■ YOUR ASSIGNMENT
Your task is to gather the lines below that hold the string "приедет".

(Data records for software interfaces)
----
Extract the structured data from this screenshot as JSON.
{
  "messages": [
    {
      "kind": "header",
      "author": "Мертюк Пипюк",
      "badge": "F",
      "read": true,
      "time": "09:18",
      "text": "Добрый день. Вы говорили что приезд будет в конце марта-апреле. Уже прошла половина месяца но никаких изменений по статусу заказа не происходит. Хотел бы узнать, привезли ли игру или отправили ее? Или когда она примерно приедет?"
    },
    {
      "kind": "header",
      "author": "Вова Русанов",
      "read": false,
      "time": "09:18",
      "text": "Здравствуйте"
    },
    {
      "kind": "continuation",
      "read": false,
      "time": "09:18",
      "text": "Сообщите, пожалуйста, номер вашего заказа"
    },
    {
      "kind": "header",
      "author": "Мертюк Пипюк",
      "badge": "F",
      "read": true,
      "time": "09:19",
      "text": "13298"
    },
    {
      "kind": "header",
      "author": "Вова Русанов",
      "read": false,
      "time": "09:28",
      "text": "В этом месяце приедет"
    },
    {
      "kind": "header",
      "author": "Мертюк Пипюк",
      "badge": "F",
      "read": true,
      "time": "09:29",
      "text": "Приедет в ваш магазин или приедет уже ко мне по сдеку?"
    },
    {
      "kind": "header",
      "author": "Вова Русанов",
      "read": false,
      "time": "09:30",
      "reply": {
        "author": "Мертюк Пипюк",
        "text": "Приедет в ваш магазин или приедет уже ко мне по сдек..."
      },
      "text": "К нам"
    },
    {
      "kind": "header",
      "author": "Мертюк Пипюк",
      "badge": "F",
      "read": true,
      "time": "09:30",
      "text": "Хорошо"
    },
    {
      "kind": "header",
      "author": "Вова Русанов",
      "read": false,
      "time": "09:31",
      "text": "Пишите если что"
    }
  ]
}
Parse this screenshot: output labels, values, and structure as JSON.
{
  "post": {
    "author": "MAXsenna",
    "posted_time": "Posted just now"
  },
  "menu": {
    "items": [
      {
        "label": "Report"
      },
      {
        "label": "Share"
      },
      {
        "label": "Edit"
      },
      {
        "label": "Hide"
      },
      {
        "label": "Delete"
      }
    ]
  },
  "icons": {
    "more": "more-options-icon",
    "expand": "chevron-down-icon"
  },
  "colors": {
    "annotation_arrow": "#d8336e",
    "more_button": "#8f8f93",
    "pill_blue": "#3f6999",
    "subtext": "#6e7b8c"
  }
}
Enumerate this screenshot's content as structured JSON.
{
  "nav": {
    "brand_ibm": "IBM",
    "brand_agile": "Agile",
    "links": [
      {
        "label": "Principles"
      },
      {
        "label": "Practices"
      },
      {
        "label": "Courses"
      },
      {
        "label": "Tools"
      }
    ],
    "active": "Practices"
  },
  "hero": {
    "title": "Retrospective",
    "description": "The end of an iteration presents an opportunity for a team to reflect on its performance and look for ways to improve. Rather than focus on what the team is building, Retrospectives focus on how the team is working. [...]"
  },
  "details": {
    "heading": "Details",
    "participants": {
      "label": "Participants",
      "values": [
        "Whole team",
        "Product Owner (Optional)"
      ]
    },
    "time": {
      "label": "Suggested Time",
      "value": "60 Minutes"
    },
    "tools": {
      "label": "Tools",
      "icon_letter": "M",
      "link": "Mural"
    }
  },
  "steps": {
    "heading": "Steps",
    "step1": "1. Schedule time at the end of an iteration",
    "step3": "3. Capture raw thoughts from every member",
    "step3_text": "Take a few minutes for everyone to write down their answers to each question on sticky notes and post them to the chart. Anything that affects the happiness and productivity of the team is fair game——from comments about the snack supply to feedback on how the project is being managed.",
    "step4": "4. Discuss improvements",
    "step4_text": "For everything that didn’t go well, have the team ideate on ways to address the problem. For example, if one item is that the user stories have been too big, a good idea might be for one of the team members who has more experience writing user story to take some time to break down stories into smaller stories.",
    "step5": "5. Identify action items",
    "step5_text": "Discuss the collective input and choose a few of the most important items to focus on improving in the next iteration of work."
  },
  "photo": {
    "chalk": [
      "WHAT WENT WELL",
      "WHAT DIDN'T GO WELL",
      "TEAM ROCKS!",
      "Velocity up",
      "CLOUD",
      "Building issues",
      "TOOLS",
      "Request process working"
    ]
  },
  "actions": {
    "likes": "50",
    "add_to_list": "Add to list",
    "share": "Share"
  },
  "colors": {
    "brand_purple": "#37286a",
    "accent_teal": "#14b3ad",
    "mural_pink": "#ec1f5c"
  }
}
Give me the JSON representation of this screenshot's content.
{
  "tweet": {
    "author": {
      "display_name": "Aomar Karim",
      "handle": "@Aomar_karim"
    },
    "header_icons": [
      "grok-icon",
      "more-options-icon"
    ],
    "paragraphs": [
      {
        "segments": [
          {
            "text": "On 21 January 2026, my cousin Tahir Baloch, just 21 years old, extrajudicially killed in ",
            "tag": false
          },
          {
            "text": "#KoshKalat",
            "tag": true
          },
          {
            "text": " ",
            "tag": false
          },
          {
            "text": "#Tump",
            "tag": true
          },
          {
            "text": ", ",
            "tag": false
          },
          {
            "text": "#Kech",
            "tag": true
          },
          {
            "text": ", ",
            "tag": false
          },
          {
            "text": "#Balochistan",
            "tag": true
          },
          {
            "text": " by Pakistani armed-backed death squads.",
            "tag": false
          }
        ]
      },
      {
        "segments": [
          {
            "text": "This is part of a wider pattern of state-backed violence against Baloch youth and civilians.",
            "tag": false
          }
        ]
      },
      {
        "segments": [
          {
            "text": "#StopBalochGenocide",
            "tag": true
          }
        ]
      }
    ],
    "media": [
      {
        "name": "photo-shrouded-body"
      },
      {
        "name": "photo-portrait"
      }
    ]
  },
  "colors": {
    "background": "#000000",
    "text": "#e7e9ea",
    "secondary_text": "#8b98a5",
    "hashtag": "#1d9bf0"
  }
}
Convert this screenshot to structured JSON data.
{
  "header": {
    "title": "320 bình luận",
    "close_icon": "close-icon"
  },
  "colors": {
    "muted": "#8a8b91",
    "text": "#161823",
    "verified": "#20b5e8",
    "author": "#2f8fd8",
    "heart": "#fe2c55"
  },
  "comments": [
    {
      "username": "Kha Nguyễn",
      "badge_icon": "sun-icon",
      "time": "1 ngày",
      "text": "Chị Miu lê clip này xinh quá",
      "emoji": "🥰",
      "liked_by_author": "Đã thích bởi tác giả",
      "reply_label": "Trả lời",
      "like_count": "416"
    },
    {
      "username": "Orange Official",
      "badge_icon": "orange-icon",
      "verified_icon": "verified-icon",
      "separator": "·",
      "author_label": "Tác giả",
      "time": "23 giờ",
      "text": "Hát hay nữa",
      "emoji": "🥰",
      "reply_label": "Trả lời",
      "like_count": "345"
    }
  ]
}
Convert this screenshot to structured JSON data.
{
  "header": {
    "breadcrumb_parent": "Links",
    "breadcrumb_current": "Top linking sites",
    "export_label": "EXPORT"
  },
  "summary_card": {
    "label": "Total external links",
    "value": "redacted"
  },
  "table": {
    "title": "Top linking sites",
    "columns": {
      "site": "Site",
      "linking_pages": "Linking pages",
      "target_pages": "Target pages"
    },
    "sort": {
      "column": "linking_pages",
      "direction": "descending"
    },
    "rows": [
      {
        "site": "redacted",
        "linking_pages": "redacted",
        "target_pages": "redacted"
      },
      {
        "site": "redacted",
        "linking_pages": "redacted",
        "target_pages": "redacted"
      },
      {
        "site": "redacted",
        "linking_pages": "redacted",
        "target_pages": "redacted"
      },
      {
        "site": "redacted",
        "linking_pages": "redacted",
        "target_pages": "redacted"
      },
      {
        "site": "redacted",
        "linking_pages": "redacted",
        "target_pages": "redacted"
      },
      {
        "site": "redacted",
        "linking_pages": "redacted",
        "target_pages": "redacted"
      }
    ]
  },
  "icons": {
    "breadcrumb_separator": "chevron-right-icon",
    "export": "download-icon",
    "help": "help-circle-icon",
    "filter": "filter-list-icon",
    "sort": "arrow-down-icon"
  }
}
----
■ TASK SOLUTION
      "text": "Добрый день. Вы говорили что приезд будет в конце марта-апреле. Уже прошла половина месяца но никаких изменений по статусу заказа не происходит. Хотел бы узнать, привезли ли игру или отправили ее? Или когда она примерно приедет?"
      "text": "В этом месяце приедет"
      "text": "Приедет в ваш магазин или приедет уже ко мне по сдеку?"
        "text": "Приедет в ваш магазин или приедет уже ко мне по сдек..."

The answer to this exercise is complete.